- TASK OBJECTIVE
Nothing belongs in the answer except the lines of the material that include "name".

- SOURCE MATERIAL
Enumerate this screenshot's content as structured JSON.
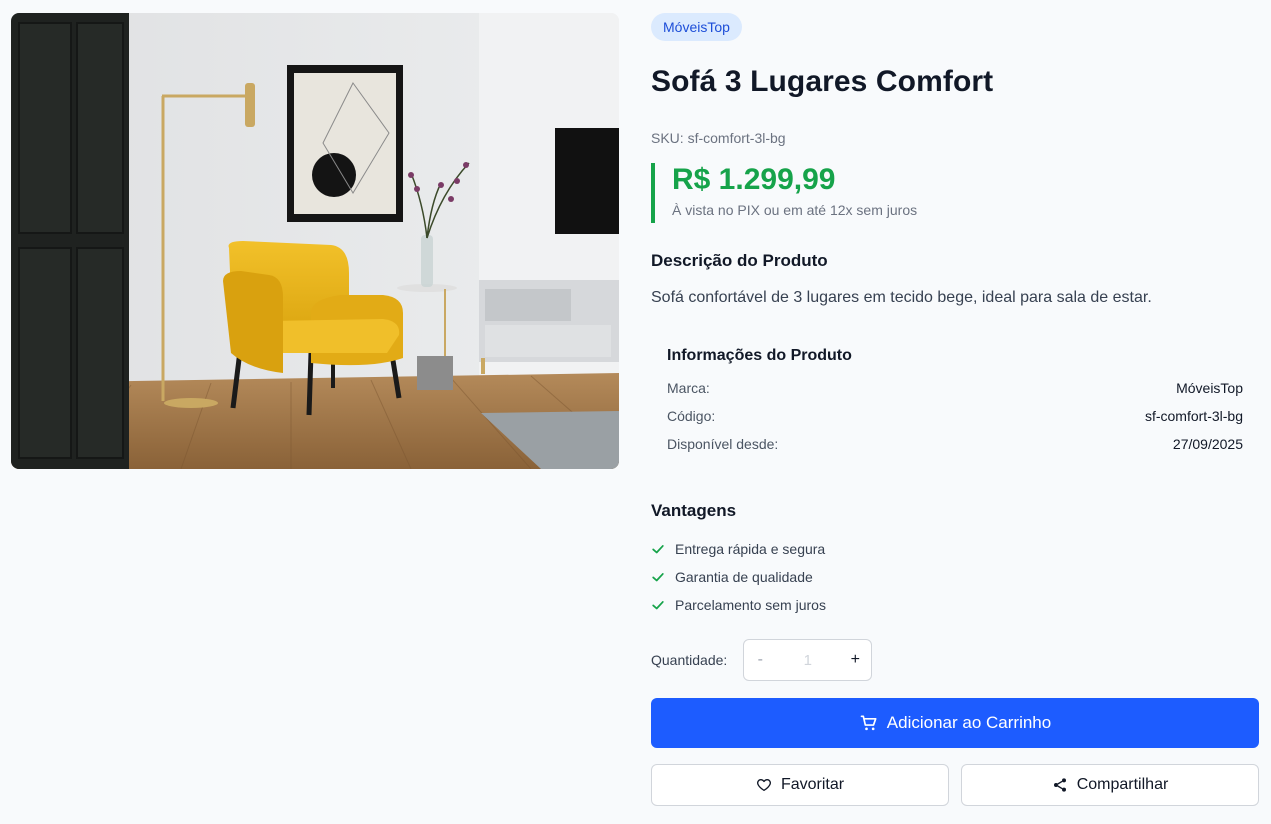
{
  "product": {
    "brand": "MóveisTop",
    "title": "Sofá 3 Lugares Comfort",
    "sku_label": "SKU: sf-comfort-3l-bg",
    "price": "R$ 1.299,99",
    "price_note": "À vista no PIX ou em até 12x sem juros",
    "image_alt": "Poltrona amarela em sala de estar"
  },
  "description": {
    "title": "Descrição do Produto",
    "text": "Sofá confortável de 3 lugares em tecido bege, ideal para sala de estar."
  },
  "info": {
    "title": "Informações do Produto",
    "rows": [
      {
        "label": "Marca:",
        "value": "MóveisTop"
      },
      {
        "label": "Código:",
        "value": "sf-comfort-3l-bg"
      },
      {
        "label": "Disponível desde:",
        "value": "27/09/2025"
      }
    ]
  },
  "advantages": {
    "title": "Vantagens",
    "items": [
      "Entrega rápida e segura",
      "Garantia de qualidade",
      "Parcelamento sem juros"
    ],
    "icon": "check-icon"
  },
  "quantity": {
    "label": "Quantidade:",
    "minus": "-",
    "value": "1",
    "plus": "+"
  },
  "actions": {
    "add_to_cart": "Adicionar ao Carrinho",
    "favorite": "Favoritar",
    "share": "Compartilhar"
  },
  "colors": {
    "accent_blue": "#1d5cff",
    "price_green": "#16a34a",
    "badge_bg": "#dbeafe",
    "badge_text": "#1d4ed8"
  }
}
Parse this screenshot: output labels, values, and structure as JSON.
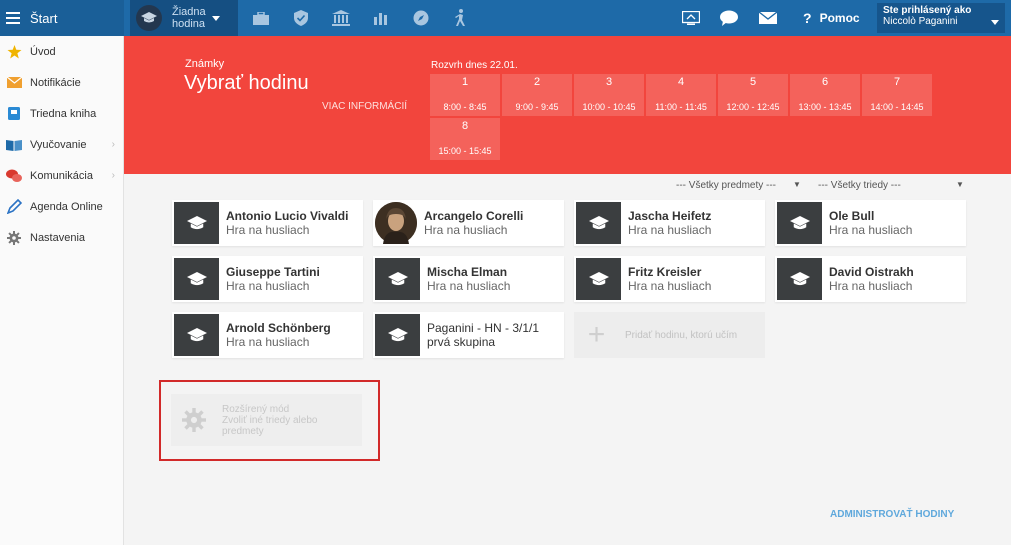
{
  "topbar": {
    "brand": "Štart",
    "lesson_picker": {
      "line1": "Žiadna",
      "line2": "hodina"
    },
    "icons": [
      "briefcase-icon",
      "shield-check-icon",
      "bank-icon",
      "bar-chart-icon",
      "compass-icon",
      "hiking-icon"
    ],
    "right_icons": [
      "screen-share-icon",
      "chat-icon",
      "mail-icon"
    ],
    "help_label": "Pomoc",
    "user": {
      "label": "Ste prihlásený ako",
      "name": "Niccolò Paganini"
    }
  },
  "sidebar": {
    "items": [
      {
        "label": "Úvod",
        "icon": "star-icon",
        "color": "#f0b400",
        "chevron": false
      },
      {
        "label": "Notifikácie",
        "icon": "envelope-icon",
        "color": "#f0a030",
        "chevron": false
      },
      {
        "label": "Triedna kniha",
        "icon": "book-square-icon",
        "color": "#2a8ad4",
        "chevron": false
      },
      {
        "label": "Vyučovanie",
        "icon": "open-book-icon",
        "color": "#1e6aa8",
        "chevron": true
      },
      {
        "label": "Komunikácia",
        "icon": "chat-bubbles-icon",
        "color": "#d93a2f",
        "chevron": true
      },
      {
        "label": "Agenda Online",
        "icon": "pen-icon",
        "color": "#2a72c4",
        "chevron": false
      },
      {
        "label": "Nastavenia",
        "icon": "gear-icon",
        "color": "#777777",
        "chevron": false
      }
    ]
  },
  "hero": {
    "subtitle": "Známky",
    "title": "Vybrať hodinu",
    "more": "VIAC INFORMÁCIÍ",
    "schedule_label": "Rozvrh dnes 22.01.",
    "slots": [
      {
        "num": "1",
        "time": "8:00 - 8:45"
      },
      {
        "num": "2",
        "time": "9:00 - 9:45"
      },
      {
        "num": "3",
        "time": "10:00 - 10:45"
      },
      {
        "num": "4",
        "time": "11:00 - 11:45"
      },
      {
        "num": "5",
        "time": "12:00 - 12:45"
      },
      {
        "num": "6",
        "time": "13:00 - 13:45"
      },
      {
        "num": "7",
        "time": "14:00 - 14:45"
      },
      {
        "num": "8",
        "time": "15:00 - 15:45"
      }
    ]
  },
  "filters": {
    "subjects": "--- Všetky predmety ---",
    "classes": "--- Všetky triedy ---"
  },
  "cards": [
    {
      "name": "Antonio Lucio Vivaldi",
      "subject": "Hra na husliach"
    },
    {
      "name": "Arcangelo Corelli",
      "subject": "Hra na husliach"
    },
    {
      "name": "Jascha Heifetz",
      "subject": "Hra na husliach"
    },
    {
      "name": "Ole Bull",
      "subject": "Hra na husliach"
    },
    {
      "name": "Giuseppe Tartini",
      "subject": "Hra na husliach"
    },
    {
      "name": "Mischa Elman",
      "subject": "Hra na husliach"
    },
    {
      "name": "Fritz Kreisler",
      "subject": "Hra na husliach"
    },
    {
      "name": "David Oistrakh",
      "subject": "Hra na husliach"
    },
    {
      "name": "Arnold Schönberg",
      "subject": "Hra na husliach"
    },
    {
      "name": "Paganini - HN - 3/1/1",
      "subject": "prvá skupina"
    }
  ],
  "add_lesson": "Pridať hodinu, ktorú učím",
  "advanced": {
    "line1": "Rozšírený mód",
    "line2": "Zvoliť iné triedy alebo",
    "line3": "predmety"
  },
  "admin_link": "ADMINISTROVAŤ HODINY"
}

- WRITTEN ANSWER
      "name": "Niccolò Paganini"
      "name": "Antonio Lucio Vivaldi",
      "name": "Arcangelo Corelli",
      "name": "Jascha Heifetz",
      "name": "Ole Bull",
      "name": "Giuseppe Tartini",
      "name": "Mischa Elman",
      "name": "Fritz Kreisler",
      "name": "David Oistrakh",
      "name": "Arnold Schönberg",
      "name": "Paganini - HN - 3/1/1",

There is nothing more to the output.